Symmetry is one of the most important properties of a shape, unifying form and function. It encodes semantic information on one hand, and affects the shape's aesthetic value on the other. Symmetry comes in many flavors, amongst the most interesting being intrinsic symmetry, which is defined only in terms of the intrinsic geometry of the shape. Continuous intrinsic symmetries can be represented using infinitesimal rigid transformations, which are given as tangent vector fields on the surface - known as Killing Vector Fields. As exact symmetries are quite rare, especially when considering noisy sampled surfaces, we propose a method for relaxing the exact symmetry constraint to allow for approximate symmetries and approximate Killing Vector Fields, and show how to discretize these concepts for generating such vector fields on a triangulated mesh. We discuss the properties of approximate Killing Vector Fields, and propose an application to utilize them for texture and geometry synthesis.

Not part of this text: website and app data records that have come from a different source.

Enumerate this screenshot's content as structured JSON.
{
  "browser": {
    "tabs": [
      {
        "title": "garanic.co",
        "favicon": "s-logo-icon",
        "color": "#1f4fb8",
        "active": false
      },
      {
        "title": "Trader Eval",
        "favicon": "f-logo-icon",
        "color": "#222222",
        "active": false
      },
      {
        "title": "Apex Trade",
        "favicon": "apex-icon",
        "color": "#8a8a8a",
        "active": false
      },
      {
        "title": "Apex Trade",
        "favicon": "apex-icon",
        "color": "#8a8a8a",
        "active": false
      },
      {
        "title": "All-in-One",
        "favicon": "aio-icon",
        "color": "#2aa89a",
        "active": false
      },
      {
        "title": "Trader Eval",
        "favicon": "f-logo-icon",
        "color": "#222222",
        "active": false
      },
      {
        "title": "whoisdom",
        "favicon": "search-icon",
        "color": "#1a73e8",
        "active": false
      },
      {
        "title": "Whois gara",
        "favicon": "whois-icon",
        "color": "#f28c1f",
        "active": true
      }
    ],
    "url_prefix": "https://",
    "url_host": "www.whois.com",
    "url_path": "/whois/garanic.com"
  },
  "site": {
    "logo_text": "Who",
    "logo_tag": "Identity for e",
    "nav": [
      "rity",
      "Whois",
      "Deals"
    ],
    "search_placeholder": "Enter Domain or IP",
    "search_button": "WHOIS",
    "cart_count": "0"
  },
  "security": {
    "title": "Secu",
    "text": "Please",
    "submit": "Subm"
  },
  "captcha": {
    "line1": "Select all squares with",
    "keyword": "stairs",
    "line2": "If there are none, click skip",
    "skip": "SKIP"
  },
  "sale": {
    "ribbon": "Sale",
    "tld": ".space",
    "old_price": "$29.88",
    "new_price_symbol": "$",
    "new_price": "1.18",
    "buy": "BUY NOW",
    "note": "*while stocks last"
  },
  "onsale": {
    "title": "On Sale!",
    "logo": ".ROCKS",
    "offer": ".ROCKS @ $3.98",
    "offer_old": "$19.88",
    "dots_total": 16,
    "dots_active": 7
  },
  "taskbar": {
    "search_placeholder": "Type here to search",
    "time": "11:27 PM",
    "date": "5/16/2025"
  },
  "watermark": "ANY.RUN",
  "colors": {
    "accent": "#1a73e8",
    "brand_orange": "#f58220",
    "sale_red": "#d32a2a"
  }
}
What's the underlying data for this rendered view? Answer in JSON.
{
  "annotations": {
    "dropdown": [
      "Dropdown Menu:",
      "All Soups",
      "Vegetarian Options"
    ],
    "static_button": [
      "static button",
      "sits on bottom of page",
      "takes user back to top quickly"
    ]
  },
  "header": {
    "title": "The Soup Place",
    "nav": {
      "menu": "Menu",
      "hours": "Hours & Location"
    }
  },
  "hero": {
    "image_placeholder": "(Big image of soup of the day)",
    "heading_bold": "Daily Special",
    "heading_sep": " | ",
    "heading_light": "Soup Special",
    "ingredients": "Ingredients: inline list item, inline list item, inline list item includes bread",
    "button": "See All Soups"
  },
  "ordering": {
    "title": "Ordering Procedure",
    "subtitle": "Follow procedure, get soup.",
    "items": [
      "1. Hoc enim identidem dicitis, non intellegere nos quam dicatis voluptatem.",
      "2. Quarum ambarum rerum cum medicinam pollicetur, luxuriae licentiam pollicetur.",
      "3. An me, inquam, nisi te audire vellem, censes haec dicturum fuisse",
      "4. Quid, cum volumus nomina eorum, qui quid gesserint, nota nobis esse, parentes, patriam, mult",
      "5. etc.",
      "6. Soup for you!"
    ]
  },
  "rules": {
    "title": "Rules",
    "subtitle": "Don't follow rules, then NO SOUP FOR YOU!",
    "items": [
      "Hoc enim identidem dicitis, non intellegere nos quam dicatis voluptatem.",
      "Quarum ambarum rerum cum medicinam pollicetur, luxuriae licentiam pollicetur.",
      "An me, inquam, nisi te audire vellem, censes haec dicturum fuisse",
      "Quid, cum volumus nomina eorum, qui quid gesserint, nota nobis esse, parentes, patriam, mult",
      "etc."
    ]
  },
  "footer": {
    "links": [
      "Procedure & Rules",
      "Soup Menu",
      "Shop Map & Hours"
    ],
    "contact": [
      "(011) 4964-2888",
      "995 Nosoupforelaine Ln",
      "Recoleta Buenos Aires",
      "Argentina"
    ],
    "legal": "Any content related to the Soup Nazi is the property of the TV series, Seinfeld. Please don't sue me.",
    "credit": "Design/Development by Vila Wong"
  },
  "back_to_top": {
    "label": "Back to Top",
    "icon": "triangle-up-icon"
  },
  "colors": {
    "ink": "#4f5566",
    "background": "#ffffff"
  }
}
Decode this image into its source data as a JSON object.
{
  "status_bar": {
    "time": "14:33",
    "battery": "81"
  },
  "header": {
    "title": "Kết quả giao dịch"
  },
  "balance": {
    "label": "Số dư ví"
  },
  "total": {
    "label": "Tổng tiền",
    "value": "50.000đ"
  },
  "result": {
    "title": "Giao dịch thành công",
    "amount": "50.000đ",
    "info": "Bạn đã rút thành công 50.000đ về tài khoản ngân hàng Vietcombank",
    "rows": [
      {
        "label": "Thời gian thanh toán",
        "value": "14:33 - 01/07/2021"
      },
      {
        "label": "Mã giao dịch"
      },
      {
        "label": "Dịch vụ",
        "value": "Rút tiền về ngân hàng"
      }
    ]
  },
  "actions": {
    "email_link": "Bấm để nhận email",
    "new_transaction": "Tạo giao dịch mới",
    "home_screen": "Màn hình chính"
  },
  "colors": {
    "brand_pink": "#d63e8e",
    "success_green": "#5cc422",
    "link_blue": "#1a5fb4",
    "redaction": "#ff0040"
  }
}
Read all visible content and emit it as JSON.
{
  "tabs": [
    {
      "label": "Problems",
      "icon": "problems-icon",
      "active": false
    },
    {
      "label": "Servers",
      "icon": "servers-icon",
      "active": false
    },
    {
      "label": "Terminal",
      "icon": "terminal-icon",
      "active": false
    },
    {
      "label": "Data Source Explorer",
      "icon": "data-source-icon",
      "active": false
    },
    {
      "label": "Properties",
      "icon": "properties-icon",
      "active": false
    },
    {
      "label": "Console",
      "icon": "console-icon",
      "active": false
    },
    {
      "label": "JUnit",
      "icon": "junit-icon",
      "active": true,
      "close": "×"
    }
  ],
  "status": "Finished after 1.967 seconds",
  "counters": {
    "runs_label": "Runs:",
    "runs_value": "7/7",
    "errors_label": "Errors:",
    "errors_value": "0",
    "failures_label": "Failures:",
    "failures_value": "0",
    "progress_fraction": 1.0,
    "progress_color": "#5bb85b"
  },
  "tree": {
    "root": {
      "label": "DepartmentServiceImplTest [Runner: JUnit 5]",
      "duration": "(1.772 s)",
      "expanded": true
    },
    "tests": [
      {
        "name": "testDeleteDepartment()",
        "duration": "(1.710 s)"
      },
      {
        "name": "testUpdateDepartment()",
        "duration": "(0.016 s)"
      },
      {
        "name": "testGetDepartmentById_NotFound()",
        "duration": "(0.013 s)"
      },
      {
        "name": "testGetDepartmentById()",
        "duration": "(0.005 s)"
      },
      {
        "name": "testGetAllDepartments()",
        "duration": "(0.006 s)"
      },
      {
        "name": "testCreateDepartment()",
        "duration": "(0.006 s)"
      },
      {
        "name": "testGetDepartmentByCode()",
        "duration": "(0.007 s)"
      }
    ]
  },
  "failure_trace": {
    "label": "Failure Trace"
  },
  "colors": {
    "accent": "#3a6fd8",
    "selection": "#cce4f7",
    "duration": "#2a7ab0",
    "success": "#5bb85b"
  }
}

Journal compilation © 2010 The Eurographics Association and Blackwell Publishing Ltd.
|Original language||English (US)|
|Number of pages||11|
|Journal||Computer Graphics Forum|
|State||Published - Sep 21 2010|
Bibliographical noteKAUST Repository Item: Exported on 2020-10-01
Acknowledgements: We thank Peter Wonka and Yuan Li for their help with the vase model, and gratefully acknowledge the support of the following grants: The Fulbright fellowship, the Weizmann Institute's “Women in Science” award, NSF grants 0808515 and 0808515, NIH grant GM-072970, a grant from the King Abdullah University of Science and Technology, and a gift from Google, Inc.
This publication acknowledges KAUST support, but has no KAUST affiliated authors.